On-site secure valet parking is available for guests who pre-book. Prices start at £48 a day and includes parking from 2pm on the day of arrival until noon the next day.
Worth getting out of bed for
Curious (and curiouser) types will tumble out of bed and down the dramatic central staircase to pack in a payload of college campuses and museums. A first port of call might be the Ashmolean, just opposite the hotel, which happens to be the world’s oldest museum (and is free to enter). If you prefer two wheels, borrow a bicycle for free from the Randolph and go further afield – perhaps to the laid-back neighbourhood of Jericho. The Covered Market’s cloistered walkways are lined with artisan shops and cafés; while those in the pursuit of punting will love the Cherwell Boathouse, where you can punt before pudding – or put away pudding before punting – at the adjoining restaurant.
The Perch is a perfect summer pub (or any season, really, as long as you have a beer blanket) with beautiful grounds bordering the riverside. The Fishes can be found among acres of wooded grounds, serving seasonal food and fine wine with a focus on – you guessed it – seafood; but also braised beef and ale pies, roast chicken supreme and Moroccan-spiced aubergine.
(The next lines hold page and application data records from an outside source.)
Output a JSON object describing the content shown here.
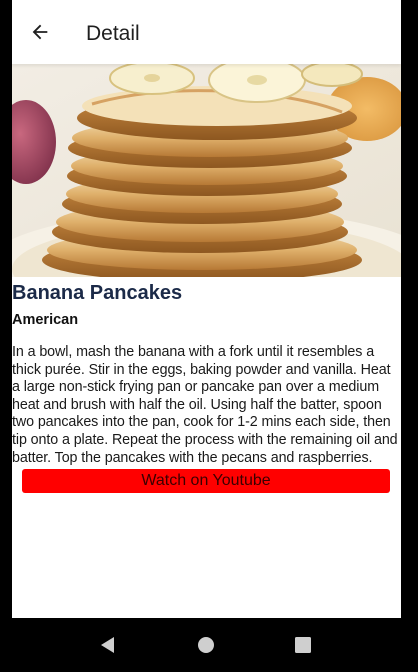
{
  "appbar": {
    "title": "Detail",
    "back_icon": "arrow-left-icon"
  },
  "recipe": {
    "image_description_icon": "pancake-stack-photo",
    "title": "Banana Pancakes",
    "area": "American",
    "instructions": "In a bowl, mash the banana with a fork until it resembles a thick purée. Stir in the eggs, baking powder and vanilla. Heat a large non-stick frying pan or pancake pan over a medium heat and brush with half the oil. Using half the batter, spoon two pancakes into the pan, cook for 1-2 mins each side, then tip onto a plate. Repeat the process with the remaining oil and batter. Top the pancakes with the pecans and raspberries."
  },
  "youtube_button": {
    "label": "Watch on Youtube"
  },
  "system_nav": {
    "back_icon": "triangle-back-icon",
    "home_icon": "circle-home-icon",
    "recents_icon": "square-recents-icon"
  },
  "colors": {
    "title": "#1b2a48",
    "button": "#ff0000",
    "navbar": "#000000",
    "screen_bg": "#ffffff"
  }
}
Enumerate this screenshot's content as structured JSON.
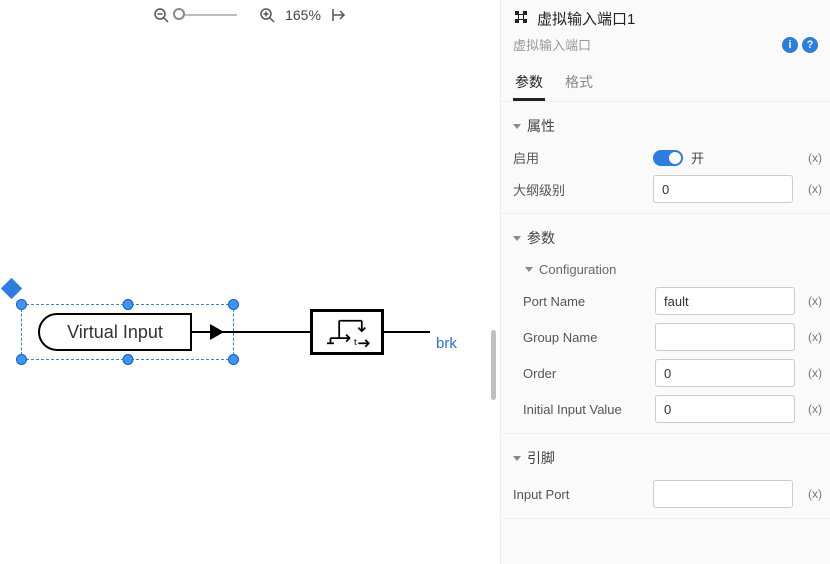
{
  "toolbar": {
    "zoom_value": "165%"
  },
  "canvas": {
    "virtual_input_label": "Virtual Input",
    "port_label": "brk"
  },
  "panel": {
    "title": "虚拟输入端口1",
    "subtitle": "虚拟输入端口",
    "tabs": {
      "params": "参数",
      "format": "格式"
    },
    "sections": {
      "attrs": {
        "title": "属性",
        "enable": {
          "label": "启用",
          "state_label": "开"
        },
        "outline_level": {
          "label": "大纲级别",
          "value": "0"
        }
      },
      "params": {
        "title": "参数",
        "config": {
          "title": "Configuration",
          "port_name": {
            "label": "Port Name",
            "value": "fault"
          },
          "group_name": {
            "label": "Group Name",
            "value": ""
          },
          "order": {
            "label": "Order",
            "value": "0"
          },
          "initial_input": {
            "label": "Initial Input Value",
            "value": "0"
          }
        }
      },
      "pins": {
        "title": "引脚",
        "input_port": {
          "label": "Input Port",
          "value": ""
        }
      }
    },
    "x_btn": "(x)"
  }
}
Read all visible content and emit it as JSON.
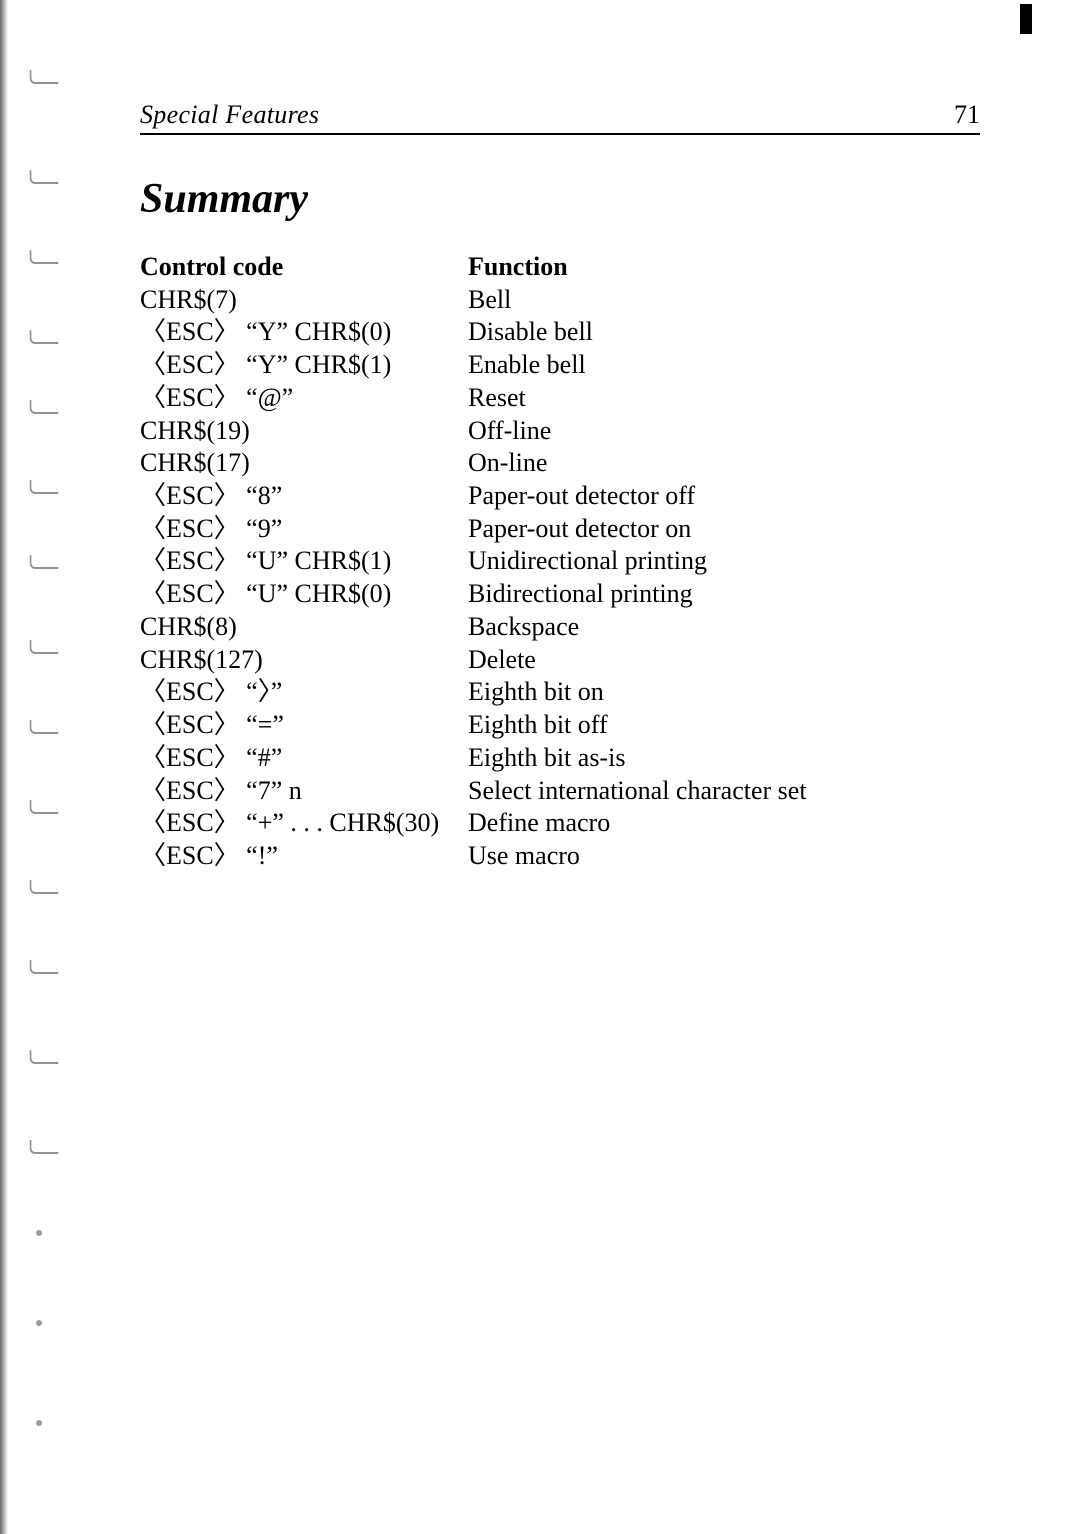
{
  "header": {
    "section": "Special Features",
    "page_number": "71"
  },
  "title": "Summary",
  "columns": {
    "code_header": "Control code",
    "func_header": "Function"
  },
  "rows": [
    {
      "code": "CHR$(7)",
      "func": "Bell"
    },
    {
      "code": "〈ESC〉 “Y” CHR$(0)",
      "func": "Disable bell"
    },
    {
      "code": "〈ESC〉 “Y” CHR$(1)",
      "func": "Enable bell"
    },
    {
      "code": "〈ESC〉 “@”",
      "func": "Reset"
    },
    {
      "code": "CHR$(19)",
      "func": "Off-line"
    },
    {
      "code": "CHR$(17)",
      "func": "On-line"
    },
    {
      "code": "〈ESC〉 “8”",
      "func": "Paper-out detector off"
    },
    {
      "code": "〈ESC〉 “9”",
      "func": "Paper-out detector on"
    },
    {
      "code": "〈ESC〉 “U” CHR$(1)",
      "func": "Unidirectional printing"
    },
    {
      "code": "〈ESC〉 “U” CHR$(0)",
      "func": "Bidirectional printing"
    },
    {
      "code": "CHR$(8)",
      "func": "Backspace"
    },
    {
      "code": "CHR$(127)",
      "func": "Delete"
    },
    {
      "code": "〈ESC〉 “〉”",
      "func": "Eighth bit on"
    },
    {
      "code": "〈ESC〉 “=”",
      "func": "Eighth bit off"
    },
    {
      "code": "〈ESC〉 “#”",
      "func": "Eighth bit as-is"
    },
    {
      "code": "〈ESC〉 “7” n",
      "func": "Select international character set"
    },
    {
      "code": "〈ESC〉 “+” . . . CHR$(30)",
      "func": "Define macro"
    },
    {
      "code": "〈ESC〉 “!”",
      "func": "Use macro"
    }
  ]
}
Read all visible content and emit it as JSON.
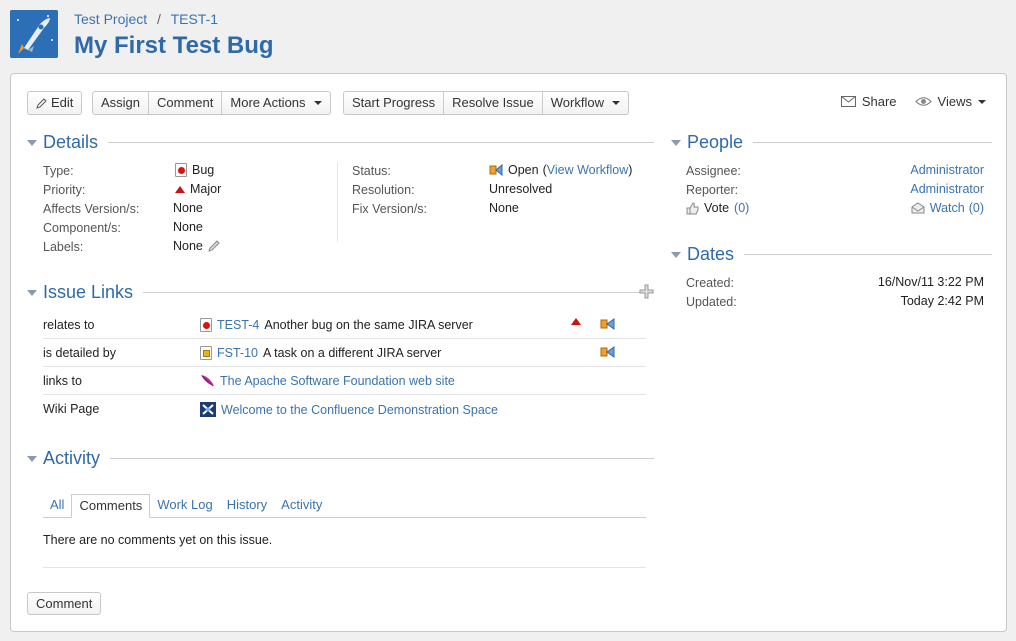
{
  "breadcrumb": {
    "project": "Test Project",
    "separator": "/",
    "issue_key": "TEST-1"
  },
  "title": "My First Test Bug",
  "toolbar": {
    "edit": "Edit",
    "assign": "Assign",
    "comment": "Comment",
    "more_actions": "More Actions",
    "start_progress": "Start Progress",
    "resolve_issue": "Resolve Issue",
    "workflow": "Workflow",
    "share": "Share",
    "views": "Views"
  },
  "details": {
    "heading": "Details",
    "type_label": "Type:",
    "type_value": "Bug",
    "priority_label": "Priority:",
    "priority_value": "Major",
    "affects_label": "Affects Version/s:",
    "affects_value": "None",
    "component_label": "Component/s:",
    "component_value": "None",
    "labels_label": "Labels:",
    "labels_value": "None",
    "status_label": "Status:",
    "status_value": "Open",
    "status_paren_open": "(",
    "view_workflow": "View Workflow",
    "status_paren_close": ")",
    "resolution_label": "Resolution:",
    "resolution_value": "Unresolved",
    "fix_label": "Fix Version/s:",
    "fix_value": "None"
  },
  "people": {
    "heading": "People",
    "assignee_label": "Assignee:",
    "assignee_value": "Administrator",
    "reporter_label": "Reporter:",
    "reporter_value": "Administrator",
    "vote_label": "Vote",
    "vote_count": "(0)",
    "watch_label": "Watch",
    "watch_count": "(0)"
  },
  "dates": {
    "heading": "Dates",
    "created_label": "Created:",
    "created_value": "16/Nov/11 3:22 PM",
    "updated_label": "Updated:",
    "updated_value": "Today 2:42 PM"
  },
  "issue_links": {
    "heading": "Issue Links",
    "rows": [
      {
        "relation": "relates to",
        "key": "TEST-4",
        "summary": "Another bug on the same JIRA server"
      },
      {
        "relation": "is detailed by",
        "key": "FST-10",
        "summary": "A task on a different JIRA server"
      },
      {
        "relation": "links to",
        "key": "",
        "summary": "The Apache Software Foundation web site"
      },
      {
        "relation": "Wiki Page",
        "key": "",
        "summary": "Welcome to the Confluence Demonstration Space"
      }
    ]
  },
  "activity": {
    "heading": "Activity",
    "tabs": [
      "All",
      "Comments",
      "Work Log",
      "History",
      "Activity"
    ],
    "active_tab": "Comments",
    "empty_message": "There are no comments yet on this issue.",
    "comment_button": "Comment"
  },
  "colors": {
    "link": "#3b73af",
    "title": "#2f6aa8",
    "priority_major": "#cc1111"
  }
}
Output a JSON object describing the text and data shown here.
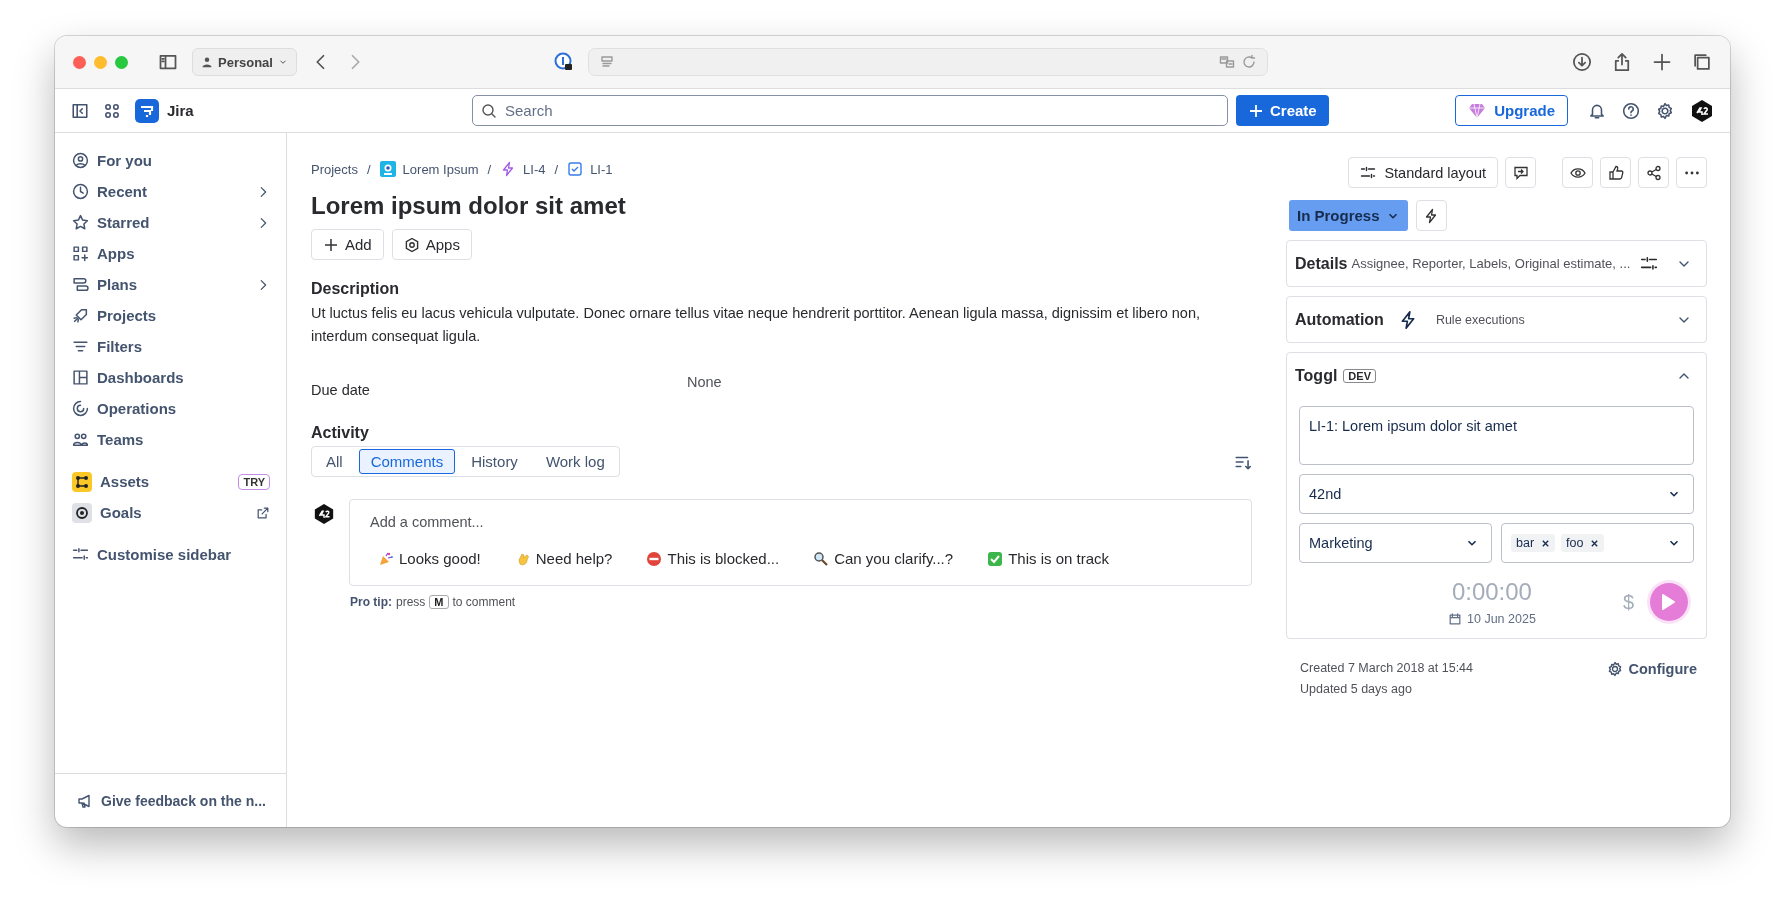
{
  "browser": {
    "profile": "Personal"
  },
  "header": {
    "app_name": "Jira",
    "search": {
      "placeholder": "Search"
    },
    "create_button": "Create",
    "upgrade_button": "Upgrade"
  },
  "sidebar": {
    "items": [
      {
        "label": "For you",
        "has_submenu": false
      },
      {
        "label": "Recent",
        "has_submenu": true
      },
      {
        "label": "Starred",
        "has_submenu": true
      },
      {
        "label": "Apps",
        "has_submenu": false
      },
      {
        "label": "Plans",
        "has_submenu": true
      },
      {
        "label": "Projects",
        "has_submenu": false
      },
      {
        "label": "Filters",
        "has_submenu": false
      },
      {
        "label": "Dashboards",
        "has_submenu": false
      },
      {
        "label": "Operations",
        "has_submenu": false
      },
      {
        "label": "Teams",
        "has_submenu": false
      }
    ],
    "apps": [
      {
        "label": "Assets",
        "badge": "TRY",
        "external": false
      },
      {
        "label": "Goals",
        "external": true
      }
    ],
    "customise": "Customise sidebar",
    "feedback": "Give feedback on the n..."
  },
  "breadcrumbs": {
    "separator": "/",
    "items": [
      {
        "label": "Projects"
      },
      {
        "label": "Lorem Ipsum"
      },
      {
        "label": "LI-4"
      },
      {
        "label": "LI-1"
      }
    ]
  },
  "issue": {
    "title": "Lorem ipsum dolor sit amet",
    "actions": [
      "Add",
      "Apps"
    ],
    "description_heading": "Description",
    "description": "Ut luctus felis eu lacus vehicula vulputate. Donec ornare tellus vitae neque hendrerit porttitor. Aenean ligula massa, dignissim et libero non, interdum consequat ligula.",
    "fields": [
      {
        "label": "Due date",
        "value": "None"
      }
    ]
  },
  "activity": {
    "heading": "Activity",
    "tabs": [
      {
        "label": "All",
        "selected": false
      },
      {
        "label": "Comments",
        "selected": true
      },
      {
        "label": "History",
        "selected": false
      },
      {
        "label": "Work log",
        "selected": false
      }
    ],
    "comment": {
      "placeholder": "Add a comment...",
      "quick_replies": [
        "Looks good!",
        "Need help?",
        "This is blocked...",
        "Can you clarify...?",
        "This is on track"
      ]
    },
    "pro_tip": {
      "label": "Pro tip:",
      "before": "press",
      "key": "M",
      "after": "to comment"
    }
  },
  "side": {
    "layout_button": "Standard layout",
    "status": "In Progress",
    "panels": [
      {
        "kind": "details",
        "title": "Details",
        "summary": "Assignee, Reporter, Labels, Original estimate, ...",
        "expanded": false
      },
      {
        "kind": "automation",
        "title": "Automation",
        "summary": "Rule executions",
        "expanded": false
      },
      {
        "kind": "toggl",
        "title": "Toggl",
        "badge": "DEV",
        "expanded": true
      }
    ],
    "toggl": {
      "description": "LI-1: Lorem ipsum dolor sit amet",
      "workspace": "42nd",
      "project": "Marketing",
      "tags": [
        "bar",
        "foo"
      ],
      "timer": "0:00:00",
      "date": "10 Jun 2025",
      "billable_label": "$",
      "billable": false
    },
    "created": "Created 7 March 2018 at 15:44",
    "updated": "Updated 5 days ago",
    "configure": "Configure"
  }
}
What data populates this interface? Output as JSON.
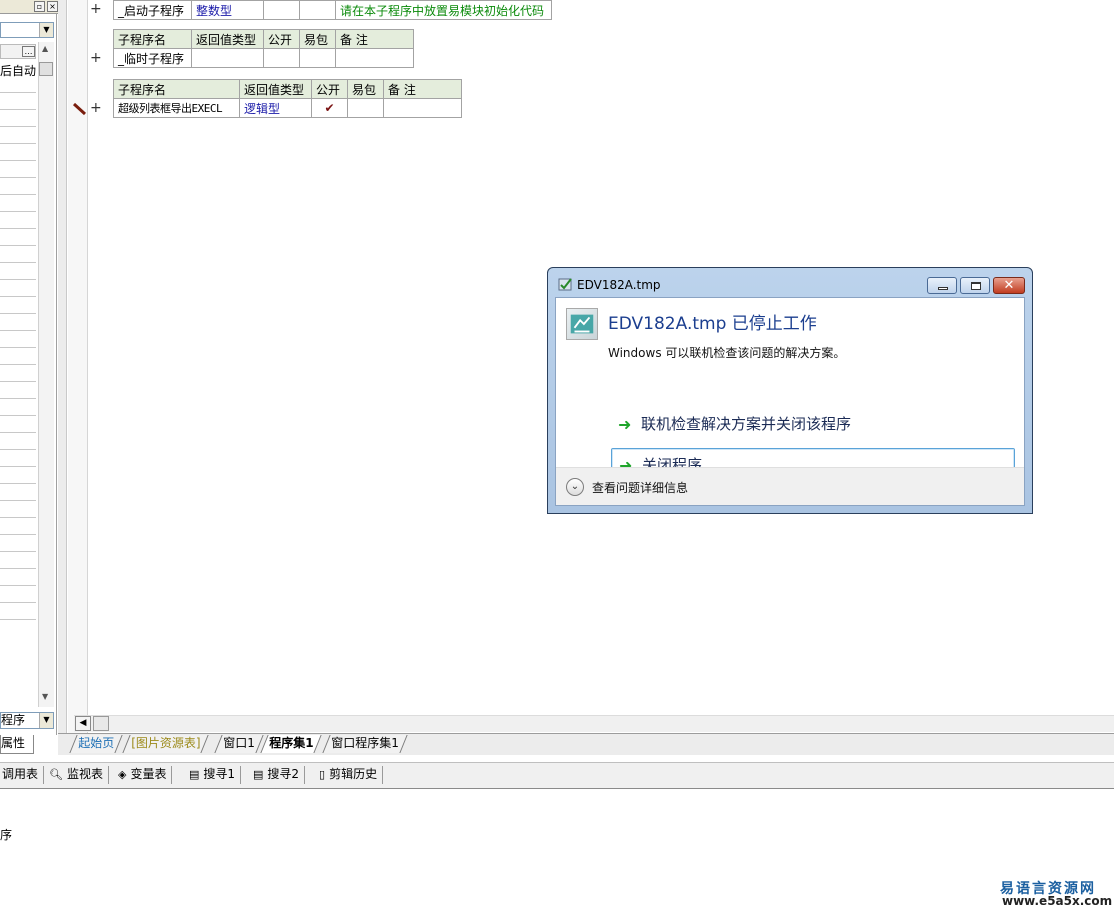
{
  "left_panel": {
    "label_fragment": "后自动",
    "bottom_combo": "程序",
    "bottom_tab": "属性"
  },
  "table1": {
    "row": {
      "name": "_启动子程序",
      "type": "整数型",
      "comment": "请在本子程序中放置易模块初始化代码"
    }
  },
  "table2": {
    "headers": [
      "子程序名",
      "返回值类型",
      "公开",
      "易包",
      "备 注"
    ],
    "row": {
      "name": "_临时子程序"
    }
  },
  "table3": {
    "headers": [
      "子程序名",
      "返回值类型",
      "公开",
      "易包",
      "备 注"
    ],
    "row": {
      "name": "超级列表框导出EXECL",
      "type": "逻辑型",
      "public_mark": "✔"
    }
  },
  "gutter": {
    "plus": "+"
  },
  "dialog": {
    "window_title": "EDV182A.tmp",
    "heading": "EDV182A.tmp 已停止工作",
    "description": "Windows 可以联机检查该问题的解决方案。",
    "option_online": "联机检查解决方案并关闭该程序",
    "option_close": "关闭程序",
    "details": "查看问题详细信息",
    "close_glyph": "✕"
  },
  "tabs": [
    "起始页",
    "[图片资源表]",
    "窗口1",
    "程序集1",
    "窗口程序集1"
  ],
  "active_tab": "程序集1",
  "bottom_toolbar": [
    "调用表",
    "监视表",
    "变量表",
    "搜寻1",
    "搜寻2",
    "剪辑历史"
  ],
  "output_text": "序",
  "watermark": {
    "line1": "易语言资源网",
    "line2": "www.e5a5x.com"
  },
  "colors": {
    "table_header": "#e4eddc",
    "type_text": "#1a1aa8",
    "comment_text": "#0a8a0a",
    "dialog_heading": "#1b3e8f",
    "arrow": "#1fa52b"
  }
}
You’ll notice Missing Bean’s colourful cups in the hands of locals wandering the streets – and for good reason. Get a latte and a loaf (the bread is locally produced and probably better than your lockdown sourdough) from their Turl Street café. Alternatively, pull up a chair in the alcoves of the dog-friendly Coffeesmith café, or bask in the sun of its cobbled courtyard tucked away from the main streets of the city.
Varsity Club TVC is an Oxford staple, with four levels of unparalleled views over the city; stellar espresso martinis make Sandy’s piano bar a lively spot for gigs that showcase local talent; and the Oxford wine café appeases Merlot and manchego lovers alike. Frevd is an out-out option for those with a degree in donning dresses and drinking G&Ts – a church-come-cocktail bar set among hauntingly high ceilings, stained glass windows and crumbling walls.
Every hotel featured is visited personally by members of our team, given the Smith seal of approval, and then anonymously reviewed. As soon as our reviewers have returned from this Victorian-era hotel in Oxford and unpacked their museum ticket stubs and turtlenecks, a full account of their punting-before-pudding break will be with you. In the meantime, to whet your wanderlust, here's a quick peek inside the Randolph in Oxford…
The spire-lined streets from Oxford’s train station to the Randolph pass by the Faculty of History, Magdalen Street (and, yes, a rather regal Wetherspoons). The hotel’s Gothic Victorian exteriors are mirrored in the rooms – which are generously sized despite their central city location, and with mod-con bathrooms set up for pre- and post-exploring pampers.
The walls are home to the artworks of cartoonist Osbert Lancaster, and nods to Oxford’s alumni are scattered throughout the hotel – be it portraits of Colin Dexter in the Morse bar or bedside lamp shades depicting Lewis Carroll’s Alice and the rabbit. A notebook and an hour in the snug before dinner might instil artistic inspiration; equally, a pint at the bar is said to have incited those more editorially-inclined.
You’ll also find The Randolph Hotel by Graduate in: